The ex-Travis Perkins unit off Dallow Road, part of which was once occupied by The Bedfordshire Yeoman pub, will contain a mix of 58 one-bed, 48 two-bed and 76 three-bedroom flats, and four four-bedroom houses.
The scheme also includes 126 parking spaces - 60 short of the total number of homes - plus a new link to Dallow Road and a pedestrian route between Clifton Road and Dallow Road.
Cllr Mark Rivers rejected arguments about parking during a meeting of the borough council’s development control committee yesterday.
“If people went out and bought a boat they would not expect the council to provide somewhere to moor it,” he said.
“It’s almost 30 years since I last owned a car and I am not alone among Lutonians. I know some single mums living in pretty crummy temporary accommodation who don’t own a car and could do with some decent housing.
“There’s this assumption that we are responsible for providing people with somewhere to keep their unused vehicles.

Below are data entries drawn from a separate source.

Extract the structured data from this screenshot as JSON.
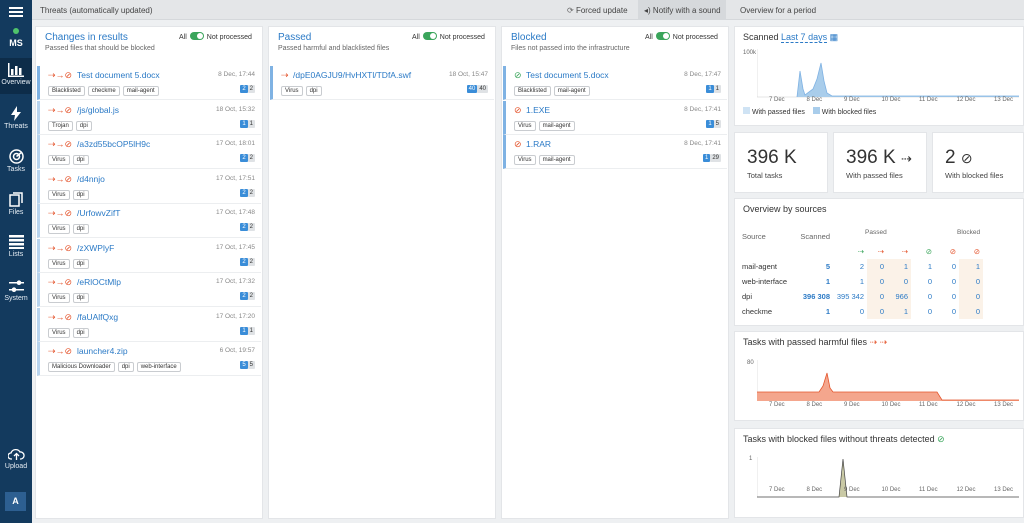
{
  "sidebar": {
    "user_badge": "MS",
    "items": [
      {
        "label": "Overview",
        "icon": "bar-chart-icon"
      },
      {
        "label": "Threats",
        "icon": "lightning-icon"
      },
      {
        "label": "Tasks",
        "icon": "radar-icon"
      },
      {
        "label": "Files",
        "icon": "files-icon"
      },
      {
        "label": "Lists",
        "icon": "list-icon"
      },
      {
        "label": "System",
        "icon": "sliders-icon"
      }
    ],
    "upload_label": "Upload",
    "avatar_letter": "A"
  },
  "topbar": {
    "title": "Threats (automatically updated)",
    "forced_update": "Forced update",
    "notify": "Notify with a sound",
    "overview_period": "Overview for a period"
  },
  "toggle": {
    "all": "All",
    "not_processed": "Not processed"
  },
  "changes": {
    "title": "Changes in results",
    "subtitle": "Passed files that should be blocked",
    "rows": [
      {
        "name": "Test document 5.docx",
        "date": "8 Dec, 17:44",
        "tags": [
          "Blacklisted",
          "checkme",
          "mail-agent"
        ],
        "c1": "2",
        "c2": "2"
      },
      {
        "name": "/js/global.js",
        "date": "18 Oct, 15:32",
        "tags": [
          "Trojan",
          "dpi"
        ],
        "c1": "1",
        "c2": "1"
      },
      {
        "name": "/a3zd55bcOP5lH9c",
        "date": "17 Oct, 18:01",
        "tags": [
          "Virus",
          "dpi"
        ],
        "c1": "2",
        "c2": "2"
      },
      {
        "name": "/d4nnjo",
        "date": "17 Oct, 17:51",
        "tags": [
          "Virus",
          "dpi"
        ],
        "c1": "2",
        "c2": "2"
      },
      {
        "name": "/UrfowvZifT",
        "date": "17 Oct, 17:48",
        "tags": [
          "Virus",
          "dpi"
        ],
        "c1": "2",
        "c2": "2"
      },
      {
        "name": "/zXWPlyF",
        "date": "17 Oct, 17:45",
        "tags": [
          "Virus",
          "dpi"
        ],
        "c1": "2",
        "c2": "2"
      },
      {
        "name": "/eRlOCtMlp",
        "date": "17 Oct, 17:32",
        "tags": [
          "Virus",
          "dpi"
        ],
        "c1": "2",
        "c2": "2"
      },
      {
        "name": "/faUAlfQxg",
        "date": "17 Oct, 17:20",
        "tags": [
          "Virus",
          "dpi"
        ],
        "c1": "1",
        "c2": "1"
      },
      {
        "name": "launcher4.zip",
        "date": "6 Oct, 19:57",
        "tags": [
          "Malicious Downloader",
          "dpi",
          "web-interface"
        ],
        "c1": "5",
        "c2": "5"
      }
    ]
  },
  "passed": {
    "title": "Passed",
    "subtitle": "Passed harmful and blacklisted files",
    "rows": [
      {
        "name": "/dpE0AGJU9/HvHXTl/TDfA.swf",
        "date": "18 Oct, 15:47",
        "tags": [
          "Virus",
          "dpi"
        ],
        "c1": "40",
        "c2": "40"
      }
    ]
  },
  "blocked": {
    "title": "Blocked",
    "subtitle": "Files not passed into the infrastructure",
    "rows": [
      {
        "name": "Test document 5.docx",
        "date": "8 Dec, 17:47",
        "tags": [
          "Blacklisted",
          "mail-agent"
        ],
        "c1": "1",
        "c2": "1"
      },
      {
        "name": "1.EXE",
        "date": "8 Dec, 17:41",
        "tags": [
          "Virus",
          "mail-agent"
        ],
        "c1": "1",
        "c2": "5"
      },
      {
        "name": "1.RAR",
        "date": "8 Dec, 17:41",
        "tags": [
          "Virus",
          "mail-agent"
        ],
        "c1": "1",
        "c2": "29"
      }
    ]
  },
  "scanned": {
    "title": "Scanned",
    "period": "Last 7 days",
    "ymax": "100k",
    "xticks": [
      "7 Dec",
      "8 Dec",
      "9 Dec",
      "10 Dec",
      "11 Dec",
      "12 Dec",
      "13 Dec"
    ],
    "legend_passed": "With passed files",
    "legend_blocked": "With blocked files"
  },
  "stats": [
    {
      "value": "396 K",
      "label": "Total tasks"
    },
    {
      "value": "396 K",
      "label": "With passed files"
    },
    {
      "value": "2",
      "label": "With blocked files"
    }
  ],
  "sources": {
    "title": "Overview by sources",
    "h_source": "Source",
    "h_scanned": "Scanned",
    "h_passed": "Passed",
    "h_blocked": "Blocked",
    "rows": [
      {
        "name": "mail-agent",
        "scanned": "5",
        "vals": [
          "2",
          "0",
          "1",
          "1",
          "0",
          "1"
        ]
      },
      {
        "name": "web-interface",
        "scanned": "1",
        "vals": [
          "1",
          "0",
          "0",
          "0",
          "0",
          "0"
        ]
      },
      {
        "name": "dpi",
        "scanned": "396 308",
        "vals": [
          "395 342",
          "0",
          "966",
          "0",
          "0",
          "0"
        ]
      },
      {
        "name": "checkme",
        "scanned": "1",
        "vals": [
          "0",
          "0",
          "1",
          "0",
          "0",
          "0"
        ]
      }
    ]
  },
  "harmful": {
    "title": "Tasks with passed harmful files",
    "ymax": "80",
    "xticks": [
      "7 Dec",
      "8 Dec",
      "9 Dec",
      "10 Dec",
      "11 Dec",
      "12 Dec",
      "13 Dec"
    ]
  },
  "blocked_chart": {
    "title": "Tasks with blocked files without threats detected",
    "ymax": "1",
    "xticks": [
      "7 Dec",
      "8 Dec",
      "9 Dec",
      "10 Dec",
      "11 Dec",
      "12 Dec",
      "13 Dec"
    ]
  },
  "colors": {
    "accent": "#2b7ac6",
    "sidebar": "#133a5e",
    "passed": "#e4552d",
    "ok": "#3aa55b"
  }
}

It’s not actually true,” he added.
“If people buy a vehicle and they have nowhere to keep it, that’s their problem and they’re going to have to deal with it.”
Nearly all of the two-acre site has been cleared ahead of development.

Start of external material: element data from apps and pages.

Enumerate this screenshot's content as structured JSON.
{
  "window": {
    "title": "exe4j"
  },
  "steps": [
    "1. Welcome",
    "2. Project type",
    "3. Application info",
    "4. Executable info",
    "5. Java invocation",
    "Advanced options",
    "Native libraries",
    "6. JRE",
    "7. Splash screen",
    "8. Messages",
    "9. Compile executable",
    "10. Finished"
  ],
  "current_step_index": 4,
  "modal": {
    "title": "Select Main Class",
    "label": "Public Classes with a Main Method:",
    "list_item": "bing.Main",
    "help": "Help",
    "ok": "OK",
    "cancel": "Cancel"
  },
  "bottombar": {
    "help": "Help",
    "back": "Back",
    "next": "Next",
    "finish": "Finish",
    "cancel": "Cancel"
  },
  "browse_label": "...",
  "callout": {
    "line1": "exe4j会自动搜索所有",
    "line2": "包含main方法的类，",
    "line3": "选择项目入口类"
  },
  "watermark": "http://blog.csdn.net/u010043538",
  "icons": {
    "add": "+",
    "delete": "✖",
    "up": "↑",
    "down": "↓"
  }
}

Labour Northwell councillor Anne Donelon said: “I am concerned about the lack of car parking spaces. It’s a nightmare getting a space there.
“I really do fear the people living in these flats, if there is insufficient parking for them, won’t find spaces on the surrounding roads.
“People use their cars to go shopping or for work and when they come home their space is usually gone."
Architect for the scheme Mike Kane said: “The site has excellent transport links and is extremely well-served by local buses, while the town centre is within walking distance.
“It is a very difficult site to develop because of the amount of foundations which will be needed.
“The costs before you even start building are quite extensive.”
Labour Farley councillor Mahmood Hussain asked why there was no affordable housing provision, saying: “Even the Victorians didn’t pile up that many buildings in such a small space,” .
A viability assessment had led to a proposal of £600,000 contributions.
Mr Kane replied: “The Georgians went up five or six-storeys.
“The Victorians were speculative in their own way as well. Things have moved on in terms of architecture.”
The arguments over parking ebbed and flowed for an hour, before Labour Farley councillor Dave Taylor, who chairs the committee, took the helm.
“This is a brownfield site. Do you want to see it developed or not?” he asked. “That is the question.
“I have made my views about parking. It’s at saturation point there.
“The residents in this development are more likely to suffer parking problems from people living on other roads parking in there.”
The plans of applicant SHF Properties Investments were approved by five votes to one.